Keep every line of the data below that has the string "Weight" and present those lines.

**Data excerpts**:
::::::

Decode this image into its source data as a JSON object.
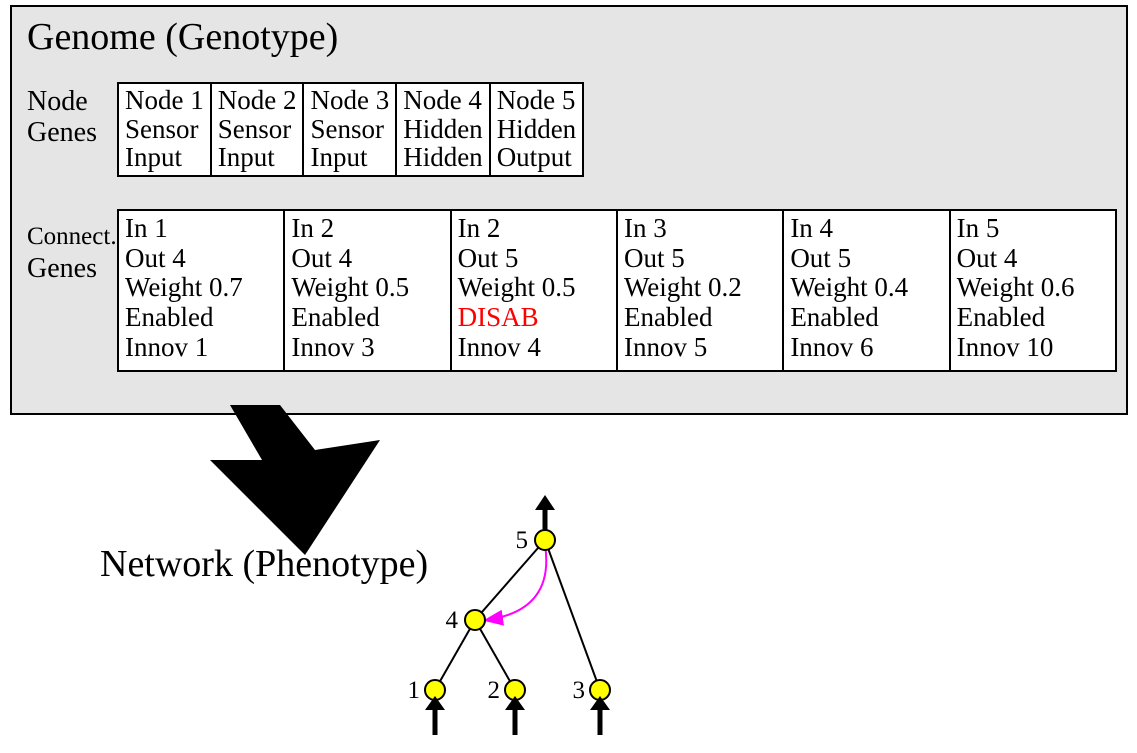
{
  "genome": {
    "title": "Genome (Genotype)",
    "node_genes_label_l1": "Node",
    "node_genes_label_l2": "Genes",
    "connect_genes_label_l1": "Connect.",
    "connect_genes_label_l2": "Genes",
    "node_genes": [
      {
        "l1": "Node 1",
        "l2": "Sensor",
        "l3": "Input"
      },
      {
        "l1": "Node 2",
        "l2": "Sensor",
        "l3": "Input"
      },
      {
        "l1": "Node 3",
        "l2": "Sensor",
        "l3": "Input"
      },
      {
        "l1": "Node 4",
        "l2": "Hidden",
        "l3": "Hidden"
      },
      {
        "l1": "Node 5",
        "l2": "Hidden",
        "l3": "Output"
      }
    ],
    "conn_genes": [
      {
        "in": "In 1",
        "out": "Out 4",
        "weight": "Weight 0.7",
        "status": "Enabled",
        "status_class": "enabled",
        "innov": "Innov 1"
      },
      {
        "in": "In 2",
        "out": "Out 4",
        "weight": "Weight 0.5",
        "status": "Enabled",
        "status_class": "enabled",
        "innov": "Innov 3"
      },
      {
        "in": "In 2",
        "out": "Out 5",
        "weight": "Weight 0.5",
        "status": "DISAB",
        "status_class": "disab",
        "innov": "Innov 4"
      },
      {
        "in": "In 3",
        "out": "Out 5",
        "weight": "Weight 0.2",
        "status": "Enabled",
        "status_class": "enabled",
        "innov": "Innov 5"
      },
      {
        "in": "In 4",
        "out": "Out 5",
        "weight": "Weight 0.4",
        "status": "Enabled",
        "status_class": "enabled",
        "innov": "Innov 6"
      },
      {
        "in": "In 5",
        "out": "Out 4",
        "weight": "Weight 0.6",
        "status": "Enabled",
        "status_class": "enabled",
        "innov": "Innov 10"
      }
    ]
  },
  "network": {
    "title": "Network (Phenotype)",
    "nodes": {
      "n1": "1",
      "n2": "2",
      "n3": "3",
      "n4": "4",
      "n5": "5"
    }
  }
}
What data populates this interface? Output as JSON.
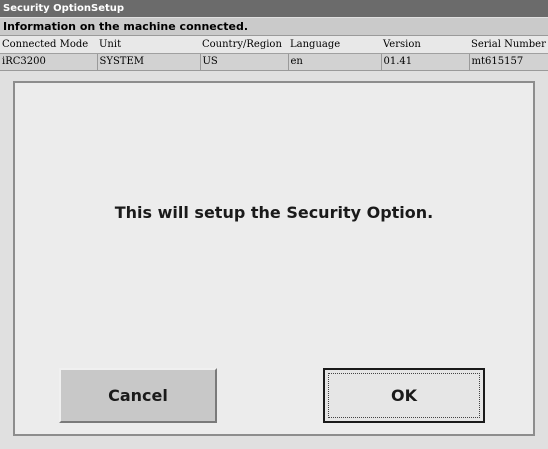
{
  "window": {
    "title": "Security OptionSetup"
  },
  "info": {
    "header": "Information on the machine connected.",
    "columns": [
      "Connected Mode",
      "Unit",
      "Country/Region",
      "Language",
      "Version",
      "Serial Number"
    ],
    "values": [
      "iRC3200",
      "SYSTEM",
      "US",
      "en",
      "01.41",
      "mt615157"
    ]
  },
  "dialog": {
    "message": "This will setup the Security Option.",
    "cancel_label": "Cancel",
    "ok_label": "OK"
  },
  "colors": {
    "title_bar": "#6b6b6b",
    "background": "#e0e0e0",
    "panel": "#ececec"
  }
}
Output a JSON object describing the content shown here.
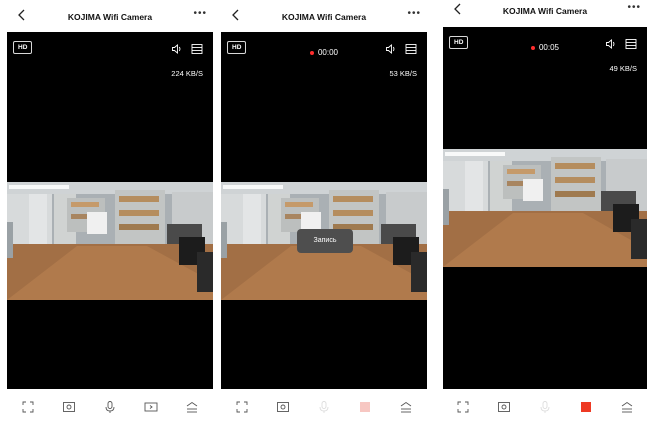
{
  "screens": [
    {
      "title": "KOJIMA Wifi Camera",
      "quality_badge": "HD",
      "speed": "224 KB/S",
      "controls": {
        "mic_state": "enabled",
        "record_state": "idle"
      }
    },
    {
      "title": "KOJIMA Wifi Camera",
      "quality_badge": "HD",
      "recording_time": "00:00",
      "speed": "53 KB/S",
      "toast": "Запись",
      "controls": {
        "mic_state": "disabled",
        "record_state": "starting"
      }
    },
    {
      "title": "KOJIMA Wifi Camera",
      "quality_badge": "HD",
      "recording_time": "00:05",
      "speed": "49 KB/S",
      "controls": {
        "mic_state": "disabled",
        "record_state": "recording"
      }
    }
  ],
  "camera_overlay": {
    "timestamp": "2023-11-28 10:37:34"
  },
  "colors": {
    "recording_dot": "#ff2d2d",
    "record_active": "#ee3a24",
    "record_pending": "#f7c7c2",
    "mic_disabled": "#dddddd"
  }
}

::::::

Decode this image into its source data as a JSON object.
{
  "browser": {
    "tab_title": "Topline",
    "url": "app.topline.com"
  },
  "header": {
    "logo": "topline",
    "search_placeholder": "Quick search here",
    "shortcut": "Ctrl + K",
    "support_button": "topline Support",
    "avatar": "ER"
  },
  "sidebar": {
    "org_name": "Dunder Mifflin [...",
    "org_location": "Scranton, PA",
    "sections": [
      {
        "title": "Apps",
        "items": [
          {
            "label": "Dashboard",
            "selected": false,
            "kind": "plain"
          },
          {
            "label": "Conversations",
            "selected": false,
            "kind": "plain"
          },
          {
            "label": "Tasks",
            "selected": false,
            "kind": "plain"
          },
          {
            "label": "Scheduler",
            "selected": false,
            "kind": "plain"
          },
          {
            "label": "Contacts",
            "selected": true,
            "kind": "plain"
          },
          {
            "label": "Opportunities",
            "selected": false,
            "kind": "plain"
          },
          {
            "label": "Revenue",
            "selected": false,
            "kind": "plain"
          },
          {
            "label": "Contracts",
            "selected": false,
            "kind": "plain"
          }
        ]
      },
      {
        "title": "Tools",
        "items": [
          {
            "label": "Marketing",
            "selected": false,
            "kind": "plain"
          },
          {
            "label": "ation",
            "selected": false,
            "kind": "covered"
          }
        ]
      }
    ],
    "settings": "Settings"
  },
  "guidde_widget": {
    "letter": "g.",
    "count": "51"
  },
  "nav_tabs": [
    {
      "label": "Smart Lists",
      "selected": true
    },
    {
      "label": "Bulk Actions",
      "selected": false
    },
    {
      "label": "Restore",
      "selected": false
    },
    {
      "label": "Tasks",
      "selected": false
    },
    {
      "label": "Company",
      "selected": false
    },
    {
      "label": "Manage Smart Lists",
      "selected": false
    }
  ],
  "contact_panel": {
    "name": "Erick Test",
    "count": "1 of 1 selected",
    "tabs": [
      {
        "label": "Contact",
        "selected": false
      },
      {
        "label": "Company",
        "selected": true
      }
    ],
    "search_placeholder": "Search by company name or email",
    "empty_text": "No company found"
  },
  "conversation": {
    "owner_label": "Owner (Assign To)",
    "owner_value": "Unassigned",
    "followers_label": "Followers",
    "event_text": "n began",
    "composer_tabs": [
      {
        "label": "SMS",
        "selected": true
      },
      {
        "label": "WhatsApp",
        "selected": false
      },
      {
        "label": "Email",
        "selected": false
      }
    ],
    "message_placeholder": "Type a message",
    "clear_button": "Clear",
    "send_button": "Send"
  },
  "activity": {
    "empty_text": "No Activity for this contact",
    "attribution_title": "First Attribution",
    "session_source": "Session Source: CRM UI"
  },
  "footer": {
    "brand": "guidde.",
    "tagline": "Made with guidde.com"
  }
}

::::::

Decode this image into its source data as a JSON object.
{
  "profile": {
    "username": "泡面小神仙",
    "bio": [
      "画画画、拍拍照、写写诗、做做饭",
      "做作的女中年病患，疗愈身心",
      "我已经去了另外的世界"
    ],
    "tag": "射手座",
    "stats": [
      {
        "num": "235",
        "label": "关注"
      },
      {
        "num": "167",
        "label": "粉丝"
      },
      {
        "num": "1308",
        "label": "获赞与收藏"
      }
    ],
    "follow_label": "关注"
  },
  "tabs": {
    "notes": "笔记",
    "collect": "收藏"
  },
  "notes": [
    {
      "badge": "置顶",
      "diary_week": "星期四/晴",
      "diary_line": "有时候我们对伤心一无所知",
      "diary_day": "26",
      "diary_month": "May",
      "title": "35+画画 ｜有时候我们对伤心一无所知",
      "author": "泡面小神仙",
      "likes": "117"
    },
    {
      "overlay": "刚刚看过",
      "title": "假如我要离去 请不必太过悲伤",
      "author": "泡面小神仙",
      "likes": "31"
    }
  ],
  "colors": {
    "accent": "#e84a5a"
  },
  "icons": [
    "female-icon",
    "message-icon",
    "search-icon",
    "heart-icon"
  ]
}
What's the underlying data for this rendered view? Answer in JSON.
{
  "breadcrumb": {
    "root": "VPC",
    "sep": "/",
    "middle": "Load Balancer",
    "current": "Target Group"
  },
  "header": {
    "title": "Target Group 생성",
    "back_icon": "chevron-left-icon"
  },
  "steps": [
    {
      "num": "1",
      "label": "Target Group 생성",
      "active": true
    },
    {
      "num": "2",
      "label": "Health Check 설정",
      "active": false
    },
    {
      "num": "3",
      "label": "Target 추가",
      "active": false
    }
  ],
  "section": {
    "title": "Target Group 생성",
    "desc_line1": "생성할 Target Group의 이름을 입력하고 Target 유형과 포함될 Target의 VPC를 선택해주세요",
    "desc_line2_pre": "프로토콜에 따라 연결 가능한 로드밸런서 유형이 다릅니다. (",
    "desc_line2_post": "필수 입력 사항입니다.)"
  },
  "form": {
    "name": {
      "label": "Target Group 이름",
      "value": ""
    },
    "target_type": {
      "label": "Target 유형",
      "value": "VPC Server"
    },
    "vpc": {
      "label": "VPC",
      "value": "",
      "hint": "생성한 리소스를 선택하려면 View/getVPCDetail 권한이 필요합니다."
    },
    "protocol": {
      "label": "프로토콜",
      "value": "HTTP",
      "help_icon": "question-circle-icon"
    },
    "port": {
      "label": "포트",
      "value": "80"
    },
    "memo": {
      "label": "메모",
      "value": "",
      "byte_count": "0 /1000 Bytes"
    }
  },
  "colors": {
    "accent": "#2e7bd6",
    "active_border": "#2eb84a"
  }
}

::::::

**PROBLEM SOLUTION**:
        "weight": "Weight 0.7",
        "weight": "Weight 0.5",
        "weight": "Weight 0.5",
        "weight": "Weight 0.2",
        "weight": "Weight 0.4",
        "weight": "Weight 0.6",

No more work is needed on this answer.